Looking around the house and nearby studios, one is struck by the warm use of colour and the rich variety but cohesive feel of the rooms. Another is the relative modesty of Hoglands, with its small galley kitchen and modest family television room, where Moore liked to watch Wimbledon or Saturday afternoon football. The artwork that the house later contained in the 1970s and '80s – by Modigliani, Degas, Seurat and others – did not change the essential character of this warm, comfortable family home and even as the estate expanded to 70 acres, including other cottages nearby, housing Moore's small staff of assistants, Hoglands itself evolved in terms of art and furniture but remained essentially unchanged.

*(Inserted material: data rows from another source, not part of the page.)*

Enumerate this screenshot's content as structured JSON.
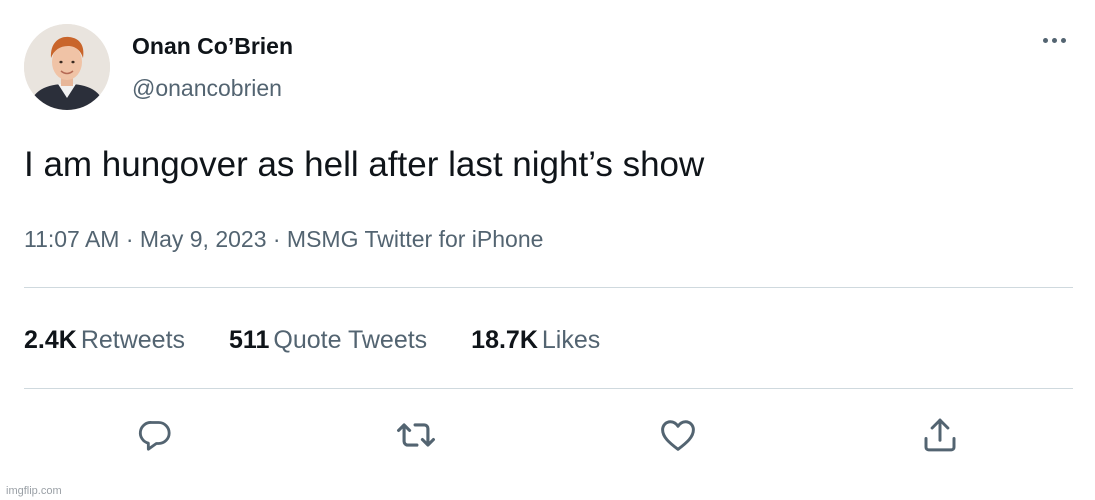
{
  "author": {
    "display_name": "Onan Co’Brien",
    "handle": "@onancobrien",
    "avatar_icon": "user-avatar-photo"
  },
  "tweet": {
    "text": "I am hungover as hell after last night’s show",
    "meta": "11:07 AM · May 9, 2023 · MSMG Twitter for iPhone"
  },
  "stats": {
    "retweets_count": "2.4K",
    "retweets_label": "Retweets",
    "quotes_count": "511",
    "quotes_label": "Quote Tweets",
    "likes_count": "18.7K",
    "likes_label": "Likes"
  },
  "actions": {
    "icons": [
      "reply-icon",
      "retweet-icon",
      "like-icon",
      "share-icon"
    ]
  },
  "watermark": "imgflip.com",
  "colors": {
    "text_primary": "#0f1419",
    "text_secondary": "#536471",
    "divider": "#cfd9de"
  }
}
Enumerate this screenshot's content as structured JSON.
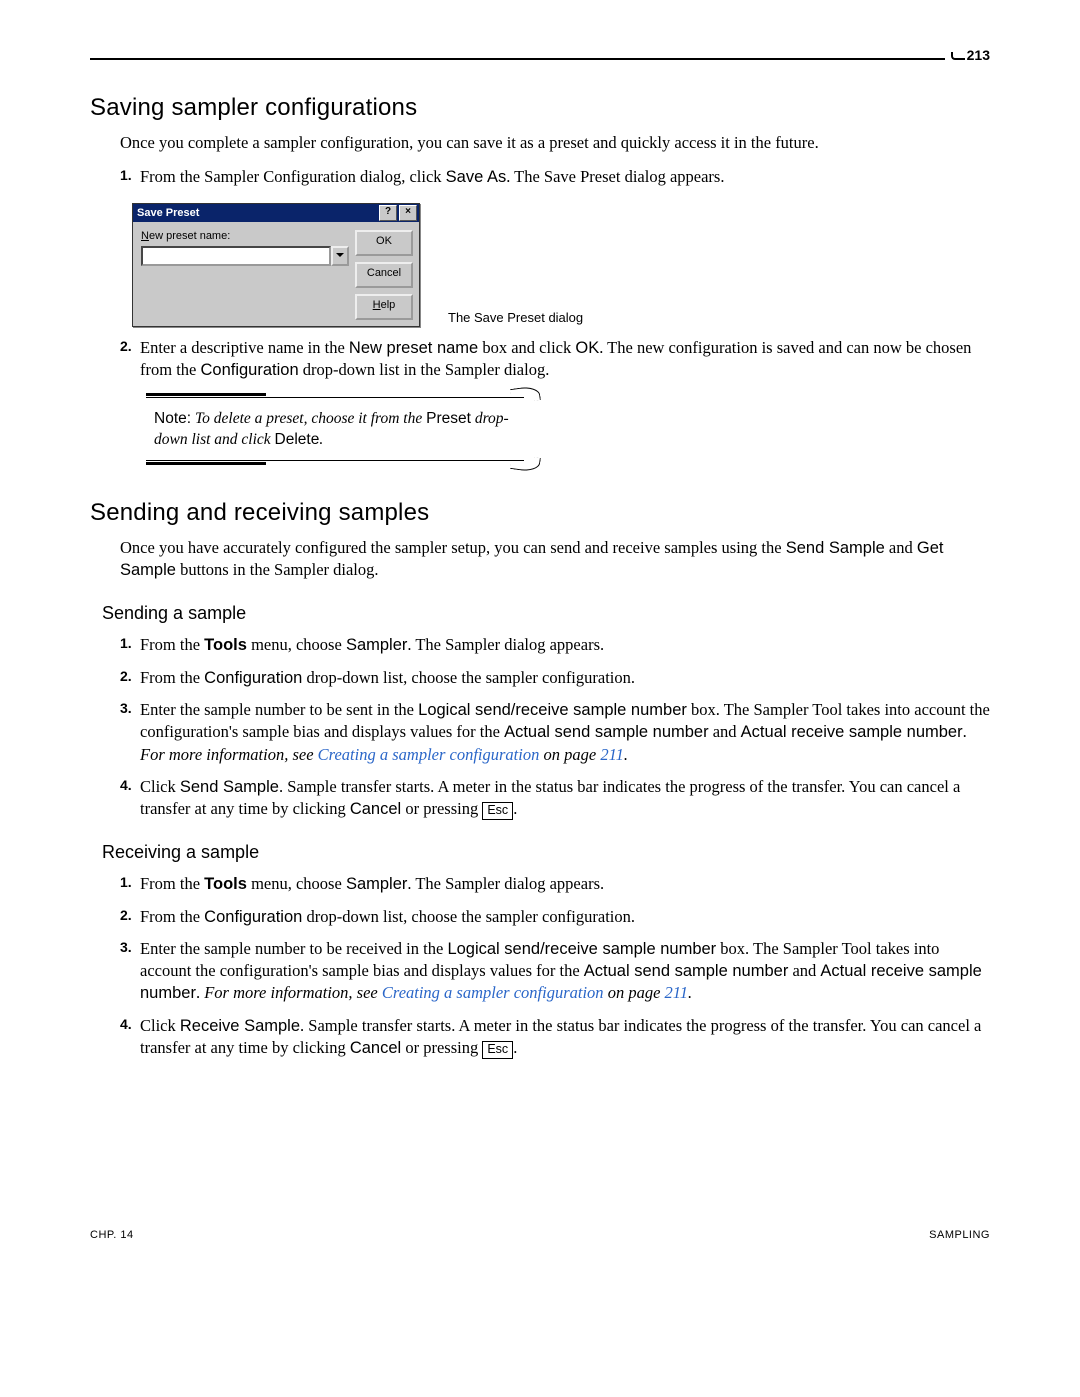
{
  "page_number": "213",
  "section1": {
    "heading": "Saving sampler configurations",
    "intro": "Once you complete a sampler configuration, you can save it as a preset and quickly access it in the future.",
    "steps": {
      "s1_a": "From the Sampler Configuration dialog, click ",
      "s1_b": "Save As",
      "s1_c": ". The Save Preset dialog appears.",
      "s2_a": "Enter a descriptive name in the ",
      "s2_b": "New preset name",
      "s2_c": " box and click ",
      "s2_d": "OK",
      "s2_e": ". The new configuration is saved and can now be chosen from the ",
      "s2_f": "Configuration",
      "s2_g": " drop-down list in the Sampler dialog."
    }
  },
  "dialog": {
    "title": "Save Preset",
    "help_glyph": "?",
    "close_glyph": "×",
    "label_prefix_ul": "N",
    "label_rest": "ew preset name:",
    "btn_ok": "OK",
    "btn_cancel": "Cancel",
    "btn_help_ul": "H",
    "btn_help_rest": "elp",
    "caption": "The Save Preset dialog"
  },
  "note": {
    "label": "Note:",
    "pre": " To delete a preset, choose it from the ",
    "sans1": "Preset",
    "mid": " drop-down list and click ",
    "sans2": "Delete",
    "post": "."
  },
  "section2": {
    "heading": "Sending and receiving samples",
    "intro_a": "Once you have accurately configured the sampler setup, you can send and receive samples using the ",
    "intro_b": "Send Sample",
    "intro_c": " and ",
    "intro_d": "Get Sample",
    "intro_e": " buttons in the Sampler dialog."
  },
  "sending": {
    "heading": "Sending a sample",
    "s1_a": "From the ",
    "s1_b": "Tools",
    "s1_c": " menu, choose ",
    "s1_d": "Sampler",
    "s1_e": ". The Sampler dialog appears.",
    "s2_a": "From the ",
    "s2_b": "Configuration",
    "s2_c": " drop-down list, choose the sampler configuration.",
    "s3_a": "Enter the sample number to be sent in the ",
    "s3_b": "Logical send/receive sample number",
    "s3_c": " box. The Sampler Tool takes into account the configuration's sample bias and displays values for the ",
    "s3_d": "Actual send sample number",
    "s3_e": " and ",
    "s3_f": "Actual receive sample number",
    "s3_g": ". ",
    "s3_h": "For more information, see ",
    "s3_link": "Creating a sampler configuration",
    "s3_i": " on page ",
    "s3_linkpage": "211",
    "s3_j": ".",
    "s4_a": "Click ",
    "s4_b": "Send Sample",
    "s4_c": ". Sample transfer starts. A meter in the status bar indicates the progress of the transfer. You can cancel a transfer at any time by clicking ",
    "s4_d": "Cancel",
    "s4_e": " or pressing ",
    "s4_key": "Esc",
    "s4_f": "."
  },
  "receiving": {
    "heading": "Receiving a sample",
    "s1_a": "From the ",
    "s1_b": "Tools",
    "s1_c": " menu, choose ",
    "s1_d": "Sampler",
    "s1_e": ". The Sampler dialog appears.",
    "s2_a": "From the ",
    "s2_b": "Configuration",
    "s2_c": " drop-down list, choose the sampler configuration.",
    "s3_a": "Enter the sample number to be received in the ",
    "s3_b": "Logical send/receive sample number",
    "s3_c": " box. The Sampler Tool takes into account the configuration's sample bias and displays values for the ",
    "s3_d": "Actual send sample number",
    "s3_e": " and ",
    "s3_f": "Actual receive sample number",
    "s3_g": ". ",
    "s3_h": "For more information, see ",
    "s3_link": "Creating a sampler configuration",
    "s3_i": " on page ",
    "s3_linkpage": "211",
    "s3_j": ".",
    "s4_a": "Click ",
    "s4_b": "Receive Sample",
    "s4_c": ". Sample transfer starts. A meter in the status bar indicates the progress of the transfer. You can cancel a transfer at any time by clicking ",
    "s4_d": "Cancel",
    "s4_e": " or pressing ",
    "s4_key": "Esc",
    "s4_f": "."
  },
  "footer": {
    "left": "CHP. 14",
    "right": "SAMPLING"
  }
}
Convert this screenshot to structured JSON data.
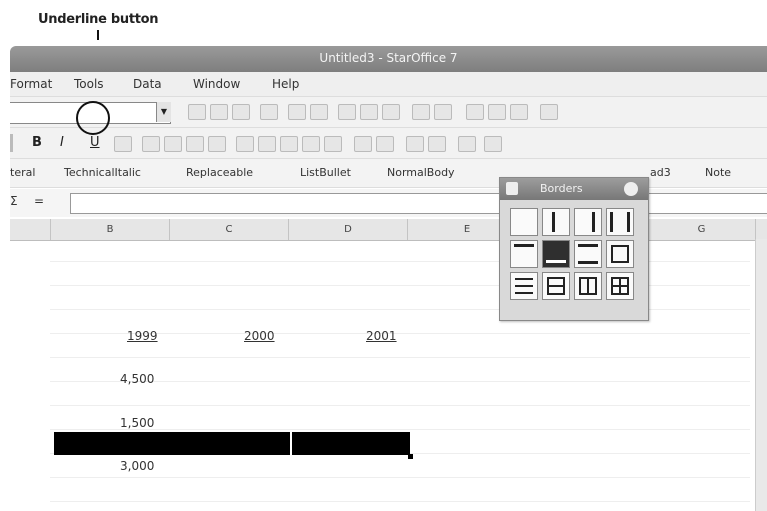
{
  "callout": {
    "label": "Underline button"
  },
  "window": {
    "title": "Untitled3 - StarOffice 7"
  },
  "menubar": {
    "items": [
      "Format",
      "Tools",
      "Data",
      "Window",
      "Help"
    ]
  },
  "format_toolbar": {
    "bold": "B",
    "italic": "I",
    "underline": "U"
  },
  "stylebar": {
    "items": [
      "teral",
      "TechnicalItalic",
      "Replaceable",
      "ListBullet",
      "NormalBody",
      "ad3",
      "Note"
    ]
  },
  "formula": {
    "sum_symbol": "Σ",
    "equals": "="
  },
  "columns": [
    "B",
    "C",
    "D",
    "E",
    "G"
  ],
  "sheet": {
    "years": [
      "1999",
      "2000",
      "2001"
    ],
    "values": [
      "4,500",
      "1,500",
      "3,000"
    ]
  },
  "borders_panel": {
    "title": "Borders"
  }
}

"My parents were very modest," says Mary Moore. "They would go to Bishop's Stortford and local shops for furniture, with a few pieces from Heal's perhaps. They went for simplicity. The antique furniture was bought by my mother when she started going to some auctions later on and she started to move some of those kinds of pieces into the house, so it developed. They did things together in terms of the interiors. When I was really small, in the 1950s, the house was mostly decorated with textiles that my father had designed. All our curtains, sofa covers, even some of my mother's dresses were made out of these textiles and my father had this extraordinary and really unexpected colour sense that lives on in me."

Visitors to Hoglands, who included not only collectors and curators but Julie Andrews through to Rostropovich, Snowdon and WH Auden, might have assumed the house was rather formal, given the rigours of Moore's working day and the amount he needed to achieve with a small staff. But for Mary, the way of life at Hoglands was very open, with family life and work fusing in one almost seamless world from which she never felt excluded.

"If you work at home, and you are a writer or sculptor, it's not like you go off to work at nine in the morning and come home at six. My father worked in his home so in a way it never ceased, except when he was doing things like watching telly or things like that. So he was always thinking about work.

"But the family was as much a part of him as the working day. I could come in the studio whenever I wanted and I would sit and draw and fiddle with clay. There was no barrier for us, which there may have been for other people, who wouldn't come into the studio. Lunch was always family time and the evenings when he would put his feet up and watch Benny Hill or something like that.Work and family life were one.

"At my seventh birthday party one of the games was my father guessing the weight of my guests and who has ever heard of a party game like that? We all took it for granted, he was always right, and it was to do with being a sculptor and knowing what bulk and form are about."

With Hoglands open from June 1st by appointment, the estate at Perry Green comes alive again, adding so much to the understanding of the personal world of a man's whose work has become so familiar and essential. To see the spaces and art and objects that Moore so loved brings us closer to the man himself than ever before.

"He was incredibly aware of how short life is and always said that one onetime was not enough for everything that he wanted to do," says Mary Moore. "He needed to be within the work machine that he had created at Hoglands to get his work done. He loved to sit in that yellow sitting room with or without guests and enjoy seeing the things he loved. There used to be a sculpture of a lynx in that room, which we now have at home.I remember seeing some of his drawings when he was infirm and could hardly see and he'd done a drawing of the lynx which must have been from his memory. That was immensely moving because you could see how much those pieces in that room meant to him."

Hoglands opens to the public on June 1st, by appointment only. The exhibition, Moore & Mythology, runs at Perry Green in the Sheep Field Barn until September 23rd. See or call 01279 843333 to book a tour.

A book, 'Hoglands: The Home of Henry and Irina Moore', will be published by Lund Humphries in June.